"A child's learning is the function more of the characteristics of his classmates than those of the teacher." James Coleman, 1972

Monday, September 09, 2019

"No Excuses" Realities Remain As KIPP Makes Rhetorical Retreat

This may be remembered as the summer that "No Excuses" became too toxic for charters to admit that they are still clinging to the abusive reality.  

The rhetorical retreat from "No Excuses" began with a New York Times piece in July, "Why Some of the Country’s Best Urban Schools Are Facing a Reckoning."
In it, I found so little to substantiate the claim that New York's "no excuses" charter schools are actually implementing any policies that would negate their brutal discipline systems that I read the piece a second time, looking for something that might justify a delay in these punitive charters' well-deserved day of reckoning. At the risk of dating myself, I could only ask, "Where's the beef!?" 

The discipline changes noted at the Ascend charter schools was covered in a bit more detail in a Times piece from 2017, even though that piece, too, doesn't say much. The other big change at Ascend appears to be a new school that lumps disabled students into one school, a practice that lost pedagogical credibility decades ago and one that cripples efforts to create inclusive learning environments. It's hard to say why Success Academy is even mentioned in this piece, since its management is staying the course on its total compliance penal variety of schools. 

As for KIPP, there seems to a kinder, gentler change in rhetoric from the top, but in terms of policy change, I can't find it. There seems to a belief that more black and brown teachers will be enough to humanize the zero tolerance "no excuses" approach. Sadly, KIPP seems to have put most of its black and brown New York teachers in a single school. In the end, KIPP teachers follow school policy, or else, and there is nothing in the NYTimes article to indicate a change of practices that demean and humiliate both students and teachers.

What is clear is that KIPP Model hell school operators would like to mold the media in order to convince politicians that the brutality of "no excuses" charter school has changed.  With growing numbers of citizens now realizing that these racist penal-style KIPP Model schools are emptying public school coffers while making policymakers complicit in crimes against children, PR campaigns now abound to present these cultural sterilization charter schools in the best possible light.  

Enter Jay Mathews, who has remains a tireless mouthpiece for corporate charter hell schools for the past 25 years.

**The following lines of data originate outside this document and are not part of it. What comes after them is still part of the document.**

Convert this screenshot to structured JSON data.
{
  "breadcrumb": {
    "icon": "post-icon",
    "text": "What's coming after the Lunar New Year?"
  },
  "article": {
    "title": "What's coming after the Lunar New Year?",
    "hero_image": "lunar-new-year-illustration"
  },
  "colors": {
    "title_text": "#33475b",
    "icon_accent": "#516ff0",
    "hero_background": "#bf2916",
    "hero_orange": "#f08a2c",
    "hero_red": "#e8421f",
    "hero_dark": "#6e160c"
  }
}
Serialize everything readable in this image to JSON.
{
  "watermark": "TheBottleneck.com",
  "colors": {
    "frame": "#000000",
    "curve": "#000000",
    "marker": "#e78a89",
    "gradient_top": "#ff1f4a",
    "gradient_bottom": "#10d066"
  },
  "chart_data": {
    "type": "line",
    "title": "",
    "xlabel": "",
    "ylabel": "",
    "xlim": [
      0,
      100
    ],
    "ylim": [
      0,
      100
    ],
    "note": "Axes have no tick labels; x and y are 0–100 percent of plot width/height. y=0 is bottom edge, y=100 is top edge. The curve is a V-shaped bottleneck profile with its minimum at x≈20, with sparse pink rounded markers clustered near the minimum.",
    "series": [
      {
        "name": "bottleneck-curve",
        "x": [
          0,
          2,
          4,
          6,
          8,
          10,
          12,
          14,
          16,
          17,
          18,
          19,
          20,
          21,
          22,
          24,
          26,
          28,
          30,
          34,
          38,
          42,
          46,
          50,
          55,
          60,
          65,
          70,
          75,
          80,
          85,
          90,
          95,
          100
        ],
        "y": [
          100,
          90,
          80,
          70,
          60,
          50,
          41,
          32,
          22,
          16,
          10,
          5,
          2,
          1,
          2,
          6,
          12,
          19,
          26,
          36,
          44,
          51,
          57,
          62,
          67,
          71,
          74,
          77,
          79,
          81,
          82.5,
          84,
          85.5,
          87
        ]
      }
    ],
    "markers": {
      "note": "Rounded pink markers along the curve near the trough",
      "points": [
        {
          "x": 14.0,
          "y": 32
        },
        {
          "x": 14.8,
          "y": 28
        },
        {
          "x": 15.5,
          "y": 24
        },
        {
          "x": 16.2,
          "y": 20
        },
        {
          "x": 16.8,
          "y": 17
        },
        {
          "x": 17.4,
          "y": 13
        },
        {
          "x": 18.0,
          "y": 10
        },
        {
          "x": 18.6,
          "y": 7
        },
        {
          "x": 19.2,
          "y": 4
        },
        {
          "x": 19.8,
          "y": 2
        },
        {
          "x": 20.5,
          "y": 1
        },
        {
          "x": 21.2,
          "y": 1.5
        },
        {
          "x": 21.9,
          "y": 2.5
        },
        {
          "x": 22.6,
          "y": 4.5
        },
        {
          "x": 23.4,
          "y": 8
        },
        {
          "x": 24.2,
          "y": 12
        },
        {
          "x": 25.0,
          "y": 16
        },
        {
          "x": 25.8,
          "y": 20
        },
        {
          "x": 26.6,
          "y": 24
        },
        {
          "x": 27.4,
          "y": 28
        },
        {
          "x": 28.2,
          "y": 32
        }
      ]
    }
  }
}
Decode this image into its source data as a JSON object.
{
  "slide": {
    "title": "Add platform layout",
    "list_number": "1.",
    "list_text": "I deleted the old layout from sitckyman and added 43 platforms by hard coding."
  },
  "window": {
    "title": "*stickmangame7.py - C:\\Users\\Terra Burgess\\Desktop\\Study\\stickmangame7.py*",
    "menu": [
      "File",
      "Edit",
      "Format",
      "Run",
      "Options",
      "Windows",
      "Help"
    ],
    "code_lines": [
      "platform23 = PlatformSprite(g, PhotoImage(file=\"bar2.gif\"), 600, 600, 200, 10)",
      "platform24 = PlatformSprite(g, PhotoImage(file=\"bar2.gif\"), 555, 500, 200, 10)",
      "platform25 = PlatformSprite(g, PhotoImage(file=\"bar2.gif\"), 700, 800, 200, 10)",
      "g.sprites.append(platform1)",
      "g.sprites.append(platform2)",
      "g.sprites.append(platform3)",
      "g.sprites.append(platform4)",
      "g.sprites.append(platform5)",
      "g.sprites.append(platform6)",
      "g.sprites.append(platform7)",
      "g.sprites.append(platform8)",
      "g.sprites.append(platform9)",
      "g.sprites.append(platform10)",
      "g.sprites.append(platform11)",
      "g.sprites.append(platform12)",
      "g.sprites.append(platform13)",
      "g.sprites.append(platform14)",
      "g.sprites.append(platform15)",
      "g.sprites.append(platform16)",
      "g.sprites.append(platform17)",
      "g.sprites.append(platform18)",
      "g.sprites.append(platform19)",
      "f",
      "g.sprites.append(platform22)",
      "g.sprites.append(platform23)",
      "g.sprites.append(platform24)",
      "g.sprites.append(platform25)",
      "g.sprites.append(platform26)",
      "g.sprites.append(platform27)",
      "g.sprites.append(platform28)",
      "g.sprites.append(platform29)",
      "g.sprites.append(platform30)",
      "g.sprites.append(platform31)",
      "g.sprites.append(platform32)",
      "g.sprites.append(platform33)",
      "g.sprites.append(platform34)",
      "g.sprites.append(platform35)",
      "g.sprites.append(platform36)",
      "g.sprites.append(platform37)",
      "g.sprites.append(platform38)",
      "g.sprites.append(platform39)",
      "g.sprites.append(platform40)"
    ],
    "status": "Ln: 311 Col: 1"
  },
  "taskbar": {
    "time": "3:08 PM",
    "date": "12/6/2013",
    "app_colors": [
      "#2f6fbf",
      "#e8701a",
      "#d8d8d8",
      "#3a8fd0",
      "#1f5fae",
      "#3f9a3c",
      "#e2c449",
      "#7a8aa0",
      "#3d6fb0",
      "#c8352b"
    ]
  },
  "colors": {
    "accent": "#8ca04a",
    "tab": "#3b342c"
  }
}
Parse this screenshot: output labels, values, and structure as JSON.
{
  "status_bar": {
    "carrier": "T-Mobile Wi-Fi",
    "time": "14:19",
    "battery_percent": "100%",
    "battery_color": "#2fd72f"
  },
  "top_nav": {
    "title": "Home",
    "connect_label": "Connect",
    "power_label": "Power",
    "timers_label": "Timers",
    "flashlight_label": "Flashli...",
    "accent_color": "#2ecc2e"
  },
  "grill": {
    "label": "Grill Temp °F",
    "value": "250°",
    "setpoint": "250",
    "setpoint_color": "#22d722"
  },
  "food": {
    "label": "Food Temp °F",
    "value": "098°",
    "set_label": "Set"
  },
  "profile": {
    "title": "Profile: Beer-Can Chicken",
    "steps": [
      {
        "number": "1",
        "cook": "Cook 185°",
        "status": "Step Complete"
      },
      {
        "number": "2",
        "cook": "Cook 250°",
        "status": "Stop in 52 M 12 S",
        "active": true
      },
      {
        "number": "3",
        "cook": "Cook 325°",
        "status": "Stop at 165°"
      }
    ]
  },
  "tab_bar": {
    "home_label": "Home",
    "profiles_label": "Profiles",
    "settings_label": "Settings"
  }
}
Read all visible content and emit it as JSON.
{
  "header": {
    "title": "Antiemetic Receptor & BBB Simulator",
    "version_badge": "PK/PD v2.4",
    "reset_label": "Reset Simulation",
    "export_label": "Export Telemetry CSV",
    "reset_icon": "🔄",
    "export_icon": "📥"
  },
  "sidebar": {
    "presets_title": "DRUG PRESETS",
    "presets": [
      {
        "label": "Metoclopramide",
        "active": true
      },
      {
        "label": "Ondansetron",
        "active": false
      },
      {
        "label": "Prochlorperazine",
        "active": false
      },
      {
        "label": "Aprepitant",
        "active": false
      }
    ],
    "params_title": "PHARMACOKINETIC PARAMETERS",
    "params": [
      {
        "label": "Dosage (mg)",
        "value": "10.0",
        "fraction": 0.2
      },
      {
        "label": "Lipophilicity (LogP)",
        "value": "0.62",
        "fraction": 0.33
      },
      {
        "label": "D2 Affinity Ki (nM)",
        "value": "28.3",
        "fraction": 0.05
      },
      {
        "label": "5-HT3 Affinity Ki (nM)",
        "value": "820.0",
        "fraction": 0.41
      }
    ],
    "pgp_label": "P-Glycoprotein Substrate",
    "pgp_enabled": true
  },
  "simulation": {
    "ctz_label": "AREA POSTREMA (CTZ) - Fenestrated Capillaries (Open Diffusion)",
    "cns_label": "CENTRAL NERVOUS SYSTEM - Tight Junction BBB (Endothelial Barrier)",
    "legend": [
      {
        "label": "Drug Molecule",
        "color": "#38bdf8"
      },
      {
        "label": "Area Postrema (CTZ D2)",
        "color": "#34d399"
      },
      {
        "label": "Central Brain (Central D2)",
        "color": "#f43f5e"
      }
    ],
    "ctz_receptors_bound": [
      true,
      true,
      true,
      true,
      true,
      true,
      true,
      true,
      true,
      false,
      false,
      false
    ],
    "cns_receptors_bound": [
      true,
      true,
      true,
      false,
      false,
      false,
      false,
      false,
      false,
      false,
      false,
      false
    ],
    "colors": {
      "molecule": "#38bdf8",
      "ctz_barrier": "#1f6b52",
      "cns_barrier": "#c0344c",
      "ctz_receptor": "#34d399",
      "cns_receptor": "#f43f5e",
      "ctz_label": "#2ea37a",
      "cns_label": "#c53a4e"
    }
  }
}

Jay's August 2 column, ‘No-excuses schools’ make no excuse for updating their approach, is devoted to downplaying the punishing practices and policies that have earned KIPP the reputation of "Kids in Prison Program." 

A formidable propagandist, Mathews cherry-picks individual policies from the Big Five "no excuses" chains (Achievement First, Success Academy, KIPP, YES Prep, and Uncommon Schools) to make it sound as if universal changes are happening to make these educational sweatshops less inhumane.  

Jay mixes in some plain old lying, too.  A couple of examples:
Sitting straight in class with hands folded on the table and eyes continuously on the teacher: Those were the rules when I started visiting KIPP schools in 2001, but no longer. . . .Walking silently through the halls in single-file lines: That is no longer the rule in these networks.
I did a cursory search on the web and found many examples of KIPP networks with these student contract elements still in place.  Here is just one: 

I will SLANT during instruction· 
I will track whomever is speaking· 
I will greet and respond to greetings from others in the hallway· 
I will raise my hand to speak and share· 
I will enter and exit rooms silently and close doors carefully· 
I will say please, thank you, and excuse me· 
I will walk quietly on the right side of the hallway· 
I will hold doors for people behind me· 
I will be team and family and include others· 
I will speak like a scholar and friend to all· 
I will keep hands, feet, and objects to myself· 
I will communicate with my parents by providing them with flyers from school

Jay says that "No-excuses is so 20th century. Let’s talk about something new."  That will only be possible, Jay, when realities in these lock-down schools actually change to match the misleading rhetoric that you continue to propagate.

1 comment:

  1. Pavlov and Skinner at their best. What to do, what to day, how to act! How to sit, how to bark, how to slobber!